PAHOA, Hawaii -- Thousands living near Hawaii's erupting Kilauea volcano are nervously watching the spread of lava and ashfall. More evacuations may soon be ordered. But the main routes may soon be blocked.
Fiery red lava is not the only color lighting up the Big Island sky. Blue flames can be seen darting into the air -- a sign that dangerous gases are being released.
Some of the vents formed by the Kilauea volcano are now releasing extremely high levels of sulfur dioxide, which is very toxic and potentially life threatening.
The United States Geological Survey (USGS) issued a "red warning" for pilots to stay away from flying in the region -- something that has been urged since the beginning of volcanic activity.
USGS reports that an "ash eruption ... has increased in intensity" and the ash cloud is "as high as 10,000-12,000 feet above sea level."
Summary of #HVO #Kilauea VAN/VONA: Ash eruption at summit has increased in intensity. NWS radar & pilot reports show top of the ash cloud is as high as 10,000-12,000 feet above sea level. Ashfall and vog has been reported in Pahala (18 mi downwind). #KilaueaErupts pic.twitter.com/ChzRdu0Ch7— USGS Volcanoes?? (@USGSVolcanoes) May 15, 2018

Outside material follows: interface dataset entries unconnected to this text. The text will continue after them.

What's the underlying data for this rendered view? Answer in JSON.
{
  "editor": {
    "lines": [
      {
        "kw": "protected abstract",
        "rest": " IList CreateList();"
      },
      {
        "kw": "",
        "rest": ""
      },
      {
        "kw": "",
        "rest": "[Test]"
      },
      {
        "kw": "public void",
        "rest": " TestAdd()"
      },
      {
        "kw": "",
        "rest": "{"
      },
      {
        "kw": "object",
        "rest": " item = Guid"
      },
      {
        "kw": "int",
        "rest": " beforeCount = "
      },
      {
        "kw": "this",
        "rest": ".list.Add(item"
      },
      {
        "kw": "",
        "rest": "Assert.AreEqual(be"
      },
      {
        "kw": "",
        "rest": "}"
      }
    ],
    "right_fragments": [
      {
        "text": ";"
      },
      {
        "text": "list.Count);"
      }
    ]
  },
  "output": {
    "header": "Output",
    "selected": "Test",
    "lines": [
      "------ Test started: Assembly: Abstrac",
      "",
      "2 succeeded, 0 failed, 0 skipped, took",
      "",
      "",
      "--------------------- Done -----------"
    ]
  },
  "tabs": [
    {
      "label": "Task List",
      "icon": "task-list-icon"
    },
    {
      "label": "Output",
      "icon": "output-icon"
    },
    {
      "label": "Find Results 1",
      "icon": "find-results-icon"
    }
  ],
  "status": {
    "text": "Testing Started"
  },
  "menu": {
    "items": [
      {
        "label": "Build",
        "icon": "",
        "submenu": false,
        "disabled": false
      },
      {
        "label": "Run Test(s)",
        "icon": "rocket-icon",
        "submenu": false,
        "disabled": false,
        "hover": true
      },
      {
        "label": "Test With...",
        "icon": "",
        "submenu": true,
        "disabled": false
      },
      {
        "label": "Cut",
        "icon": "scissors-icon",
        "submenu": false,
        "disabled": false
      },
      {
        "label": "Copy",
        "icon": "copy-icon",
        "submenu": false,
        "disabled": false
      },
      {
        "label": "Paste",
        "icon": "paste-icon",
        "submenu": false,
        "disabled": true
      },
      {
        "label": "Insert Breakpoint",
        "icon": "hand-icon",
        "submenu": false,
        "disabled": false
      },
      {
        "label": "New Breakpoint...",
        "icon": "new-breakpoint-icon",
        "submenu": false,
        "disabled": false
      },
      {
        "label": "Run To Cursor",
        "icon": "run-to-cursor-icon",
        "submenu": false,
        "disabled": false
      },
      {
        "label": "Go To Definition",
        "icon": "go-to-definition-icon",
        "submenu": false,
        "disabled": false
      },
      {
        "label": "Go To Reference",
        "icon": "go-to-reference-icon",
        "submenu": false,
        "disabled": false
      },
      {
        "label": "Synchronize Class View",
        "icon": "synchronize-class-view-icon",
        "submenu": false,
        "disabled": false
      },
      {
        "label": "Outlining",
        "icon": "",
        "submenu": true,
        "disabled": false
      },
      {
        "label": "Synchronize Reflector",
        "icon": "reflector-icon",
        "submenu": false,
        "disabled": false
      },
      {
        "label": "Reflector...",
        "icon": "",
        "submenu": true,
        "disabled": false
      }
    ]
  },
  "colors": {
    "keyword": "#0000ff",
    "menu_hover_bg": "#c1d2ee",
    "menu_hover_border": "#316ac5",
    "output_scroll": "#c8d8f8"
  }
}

CBS affiliate KGMB-TV reports that winds are carrying the ash southwest of the Halemaumau Crater to a number of towns, including Pahala, Wood Valley, Punaluu and Hawaiian Oceanview Estates. The ash could also affect crops and animals.

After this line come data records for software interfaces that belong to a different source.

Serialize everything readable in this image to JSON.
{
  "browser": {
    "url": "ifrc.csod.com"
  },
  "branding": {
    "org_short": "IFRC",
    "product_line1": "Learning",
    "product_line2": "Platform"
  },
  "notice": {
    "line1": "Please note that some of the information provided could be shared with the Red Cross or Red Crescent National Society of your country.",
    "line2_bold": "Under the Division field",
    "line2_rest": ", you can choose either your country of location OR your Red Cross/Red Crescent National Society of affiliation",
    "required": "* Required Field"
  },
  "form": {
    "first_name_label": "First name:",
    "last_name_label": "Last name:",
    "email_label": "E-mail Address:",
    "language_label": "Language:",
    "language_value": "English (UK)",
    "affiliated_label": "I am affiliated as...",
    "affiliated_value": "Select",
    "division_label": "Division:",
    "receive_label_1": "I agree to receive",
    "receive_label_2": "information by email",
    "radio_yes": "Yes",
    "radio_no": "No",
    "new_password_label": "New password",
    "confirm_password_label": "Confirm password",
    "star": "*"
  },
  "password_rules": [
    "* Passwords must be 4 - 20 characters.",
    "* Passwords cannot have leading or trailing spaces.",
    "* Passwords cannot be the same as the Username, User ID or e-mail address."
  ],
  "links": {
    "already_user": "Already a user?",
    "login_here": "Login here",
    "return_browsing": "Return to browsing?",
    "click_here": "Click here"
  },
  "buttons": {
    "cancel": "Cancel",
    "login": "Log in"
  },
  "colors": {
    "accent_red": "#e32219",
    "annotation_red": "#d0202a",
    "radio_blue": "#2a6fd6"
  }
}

National Weather Service urges residents to remain indoors -- especially those with respiratory illnesses to avoid inhaling particles. Anyone going outside should cover their mouth and nose with a cloth or mask.

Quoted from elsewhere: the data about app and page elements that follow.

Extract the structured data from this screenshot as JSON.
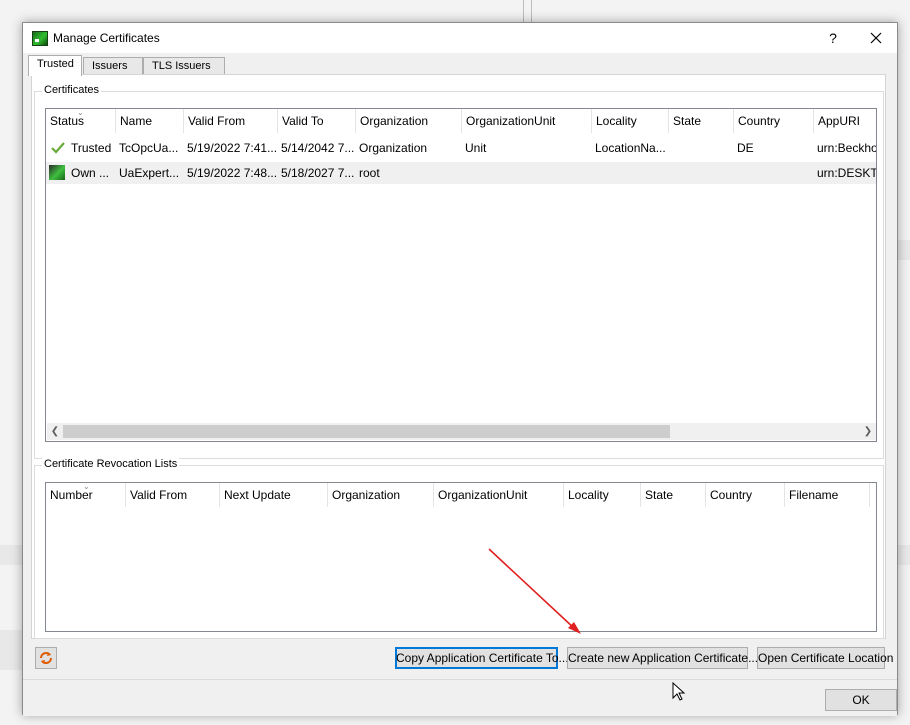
{
  "dialog": {
    "title": "Manage Certificates",
    "help_label": "?",
    "close_label": "✕"
  },
  "tabs": [
    {
      "label": "Trusted",
      "active": true
    },
    {
      "label": "Issuers",
      "active": false
    },
    {
      "label": "TLS Issuers",
      "active": false
    }
  ],
  "certificates": {
    "group_title": "Certificates",
    "columns": [
      "Status",
      "Name",
      "Valid From",
      "Valid To",
      "Organization",
      "OrganizationUnit",
      "Locality",
      "State",
      "Country",
      "AppURI"
    ],
    "rows": [
      {
        "status": "Trusted",
        "name": "TcOpcUa...",
        "valid_from": "5/19/2022 7:41...",
        "valid_to": "5/14/2042 7...",
        "organization": "Organization",
        "organization_unit": "Unit",
        "locality": "LocationNa...",
        "state": "",
        "country": "DE",
        "app_uri": "urn:Beckho",
        "icon": "check-icon"
      },
      {
        "status": "Own ...",
        "name": "UaExpert...",
        "valid_from": "5/19/2022 7:48...",
        "valid_to": "5/18/2027 7...",
        "organization": "root",
        "organization_unit": "",
        "locality": "",
        "state": "",
        "country": "",
        "app_uri": "urn:DESKT..",
        "icon": "own-certificate-icon"
      }
    ]
  },
  "crl": {
    "group_title": "Certificate Revocation Lists",
    "columns": [
      "Number",
      "Valid From",
      "Next Update",
      "Organization",
      "OrganizationUnit",
      "Locality",
      "State",
      "Country",
      "Filename"
    ]
  },
  "buttons": {
    "copy": "Copy Application Certificate To...",
    "create": "Create new Application Certificate...",
    "open": "Open Certificate Location",
    "ok": "OK"
  },
  "icons": {
    "refresh": "refresh-icon",
    "annotation": "red-arrow-annotation",
    "cursor": "mouse-cursor"
  },
  "colors": {
    "annotation_arrow": "#e02020",
    "check": "#6aaa3a",
    "default_button_border": "#0078d7"
  }
}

At least 20 lava fissures have opened up since the eruptions began May 3, destroying more than two dozen homes or structures and creating a path about 2 miles long that's heading toward the ocean.
That's why all eyes are on the highway -- Highway 132 and 137 are in jeopardy of closing. If those highways were to close, the beach road would be one of the only evacuation routes. It's a one lane road. It's a beautiful drive, but it's not the ideal evacuation route.
"Where I was standing right here, I was looking at their living room window," said Leilani Estates resident Scott Wiggers.
Wiggers lives in the hardest-hit neighborhood, Leilani Estates. It is under evacuation orders, but he wont leave. Instead, he's documenting what's happening for his neighbors.
"It's hard to imagine, but when I was here, all of that lava was not there," Wiggins said. "All of the lava came through in a matter of a couple hours. One of the most incredible things, I've ever seen. It's just so devastating."